*** Opening LISTED ENTRIES ***

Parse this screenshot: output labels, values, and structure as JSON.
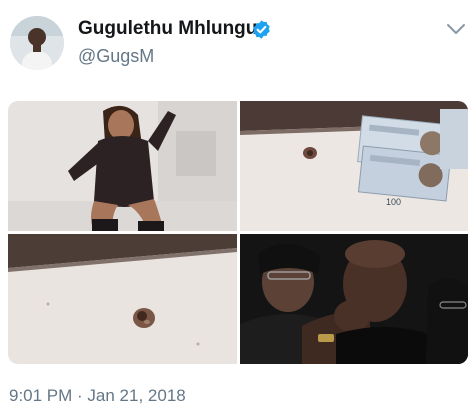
{
  "tweet": {
    "display_name": "Gugulethu Mhlungu",
    "handle": "@GugsM",
    "timestamp": "9:01 PM · Jan 21, 2018"
  },
  "header": {
    "avatar_icon": "profile-avatar",
    "verified_icon": "verified-badge-icon",
    "verified_color": "#1da1f2",
    "menu_icon": "chevron-down-icon"
  },
  "media": {
    "count": 4,
    "photos": [
      {
        "name": "photo-woman-posing"
      },
      {
        "name": "photo-wall-stain-banknotes",
        "banknote_text": "100"
      },
      {
        "name": "photo-wall-stain-closeup"
      },
      {
        "name": "photo-mourners"
      }
    ]
  },
  "colors": {
    "name_text": "#14171a",
    "secondary_text": "#657786",
    "background": "#ffffff"
  }
}
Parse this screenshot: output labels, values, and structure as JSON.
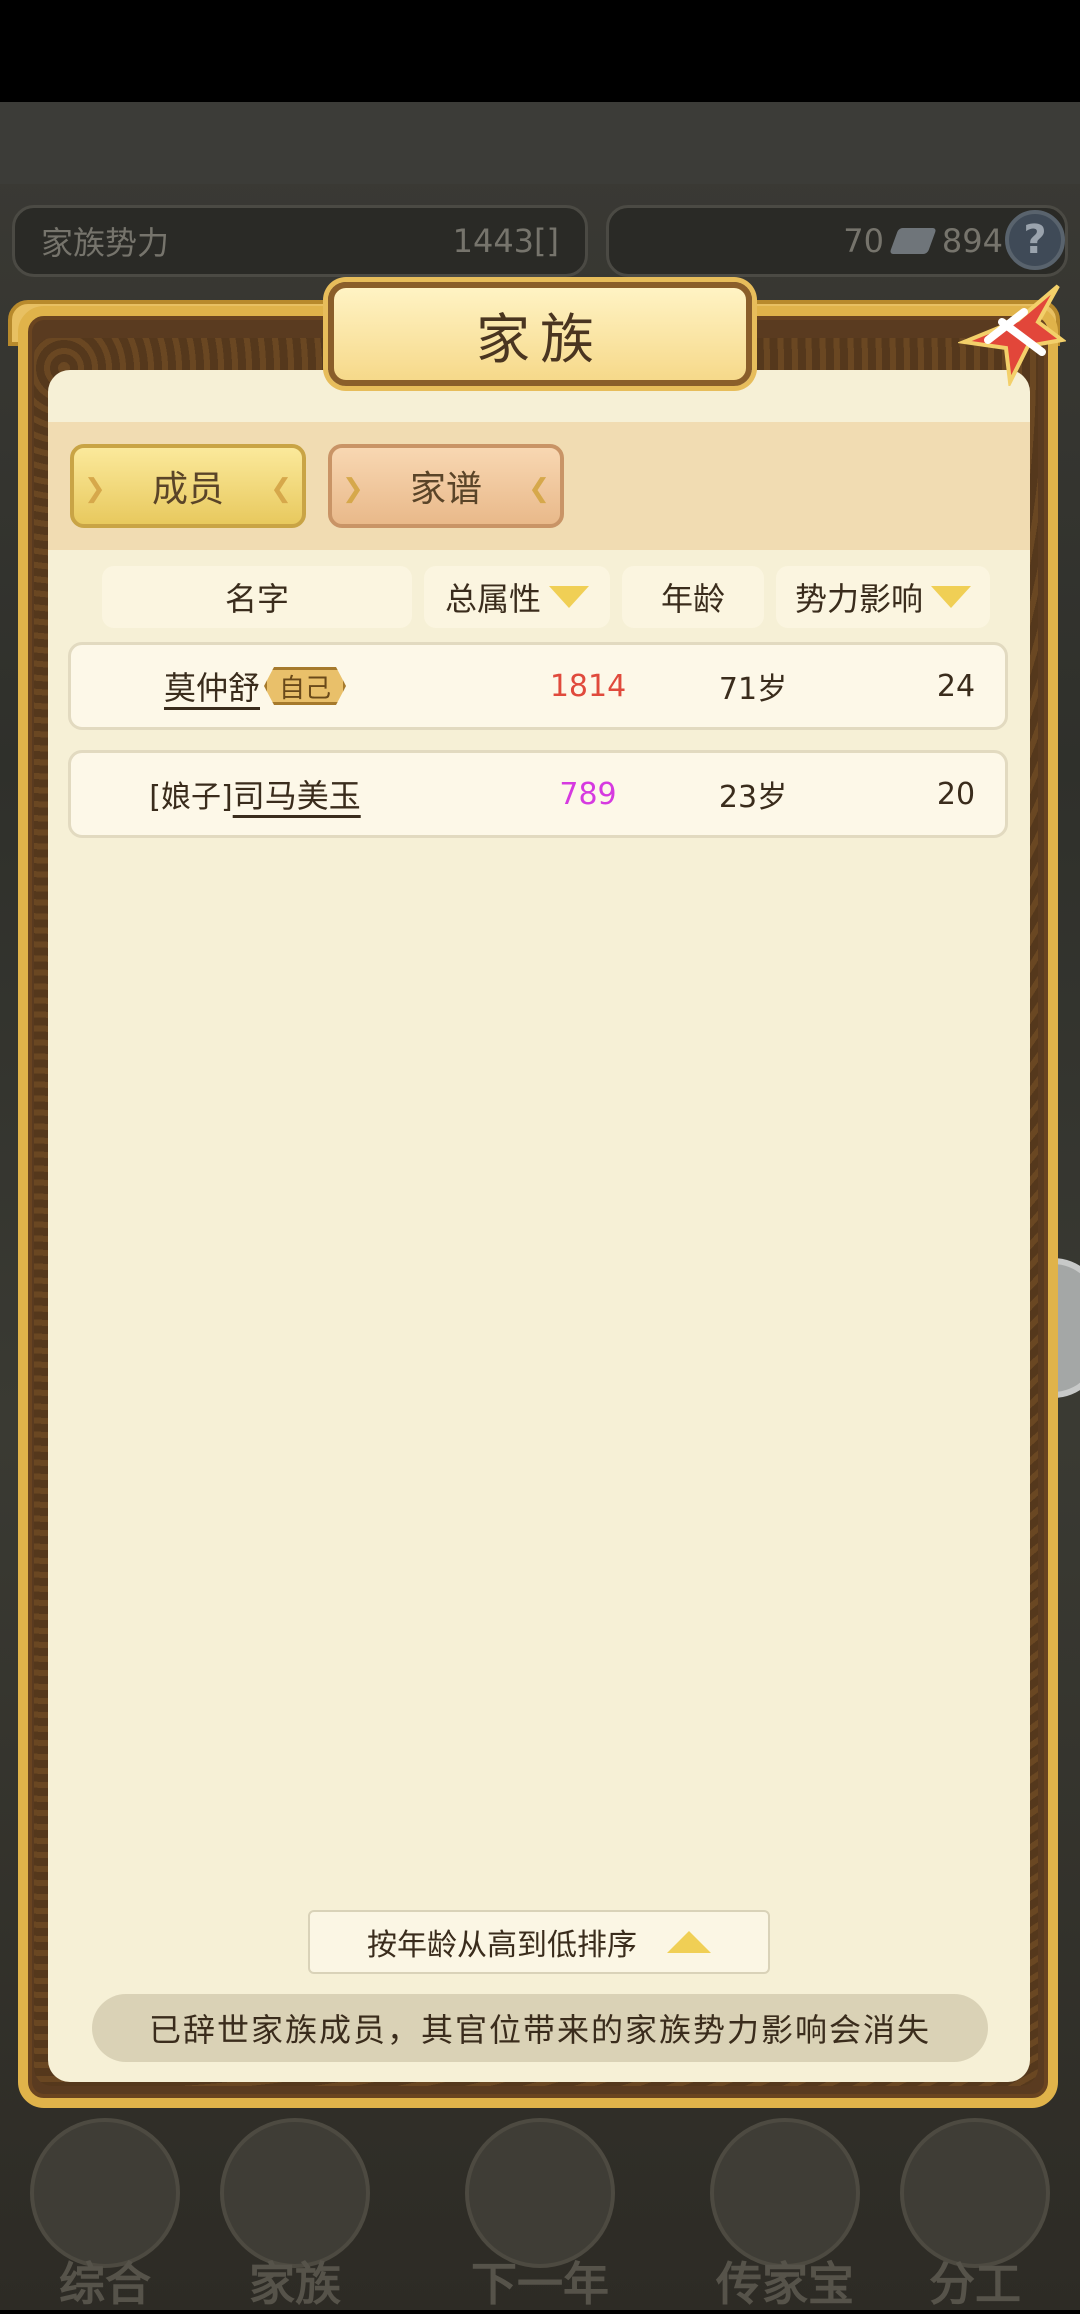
{
  "header": {
    "power_label": "家族势力",
    "power_value": "1443[",
    "power_rank": "",
    "power_close": "]",
    "gem_count": "70",
    "coin_count": "894",
    "help_label": "?"
  },
  "dialog": {
    "title": "家族",
    "tabs": [
      {
        "label": "成员"
      },
      {
        "label": "家谱"
      }
    ],
    "columns": {
      "name": "名字",
      "total_attr": "总属性",
      "age": "年龄",
      "influence": "势力影响"
    },
    "rows": [
      {
        "name": "莫仲舒",
        "badge": "自己",
        "total_attr": "1814",
        "attr_color": "#e04a3c",
        "age": "71岁",
        "influence": "24"
      },
      {
        "prefix": "[娘子]",
        "name": "司马美玉",
        "total_attr": "789",
        "attr_color": "#d63ae0",
        "age": "23岁",
        "influence": "20"
      }
    ],
    "sort_label": "按年龄从高到低排序",
    "notice": "已辞世家族成员，其官位带来的家族势力影响会消失"
  },
  "bottom_nav": [
    {
      "label": "综合",
      "icon": "scroll-icon"
    },
    {
      "label": "家族",
      "icon": "house-icon"
    },
    {
      "label": "下一年",
      "icon": "mountain-icon"
    },
    {
      "label": "传家宝",
      "icon": "treasure-icon"
    },
    {
      "label": "分工",
      "icon": "people-icon"
    }
  ]
}
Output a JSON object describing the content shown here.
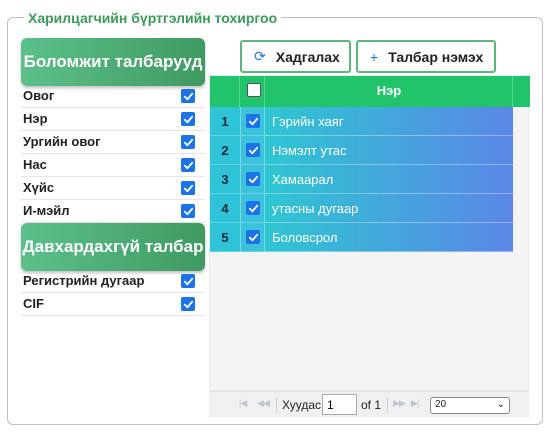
{
  "fieldset": {
    "legend": "Харилцагчийн бүртгэлийн тохиргоо"
  },
  "available_fields": {
    "title": "Боломжит талбарууд",
    "items": [
      {
        "label": "Овог",
        "checked": true
      },
      {
        "label": "Нэр",
        "checked": true
      },
      {
        "label": "Ургийн овог",
        "checked": true
      },
      {
        "label": "Нас",
        "checked": true
      },
      {
        "label": "Хүйс",
        "checked": true
      },
      {
        "label": "И-мэйл",
        "checked": true
      }
    ]
  },
  "unique_fields": {
    "title": "Давхардахгүй талбар",
    "items": [
      {
        "label": "Регистрийн дугаар",
        "checked": true
      },
      {
        "label": "CIF",
        "checked": true
      }
    ]
  },
  "toolbar": {
    "save_label": "Хадгалах",
    "save_icon": "refresh-icon",
    "add_label": "Талбар нэмэх",
    "add_icon": "plus-icon"
  },
  "grid": {
    "column_name": "Нэр",
    "header_checked": false,
    "rows": [
      {
        "num": "1",
        "checked": true,
        "name": "Гэрийн хаяг"
      },
      {
        "num": "2",
        "checked": true,
        "name": "Нэмэлт утас"
      },
      {
        "num": "3",
        "checked": true,
        "name": "Хамаарал"
      },
      {
        "num": "4",
        "checked": true,
        "name": "утасны дугаар"
      },
      {
        "num": "5",
        "checked": true,
        "name": "Боловсрол"
      }
    ]
  },
  "pager": {
    "page_label": "Хуудас",
    "page_value": "1",
    "of_label": "of 1",
    "rows_per_page": "20"
  },
  "colors": {
    "accent_green": "#21c46a",
    "checkbox_blue": "#1a73e8",
    "row_gradient_start": "#2ec6d2",
    "row_gradient_end": "#5a86e6"
  }
}
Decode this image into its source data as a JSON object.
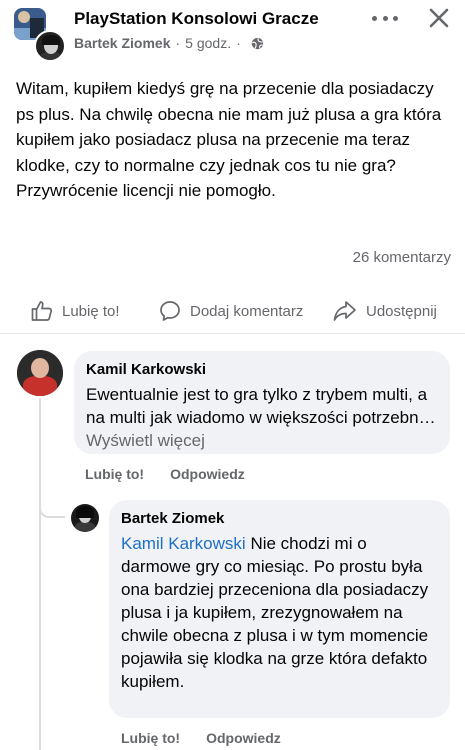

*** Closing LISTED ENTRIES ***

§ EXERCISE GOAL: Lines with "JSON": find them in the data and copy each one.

§ ANSWER TO THIS PROBLEM:
Parse this screenshot: output labels, values, and structure as JSON.
Parse this screenshot: output labels, values, and structure as JSON.
Output a JSON object describing the content shown here.
Decode this image into its source data as a JSON object.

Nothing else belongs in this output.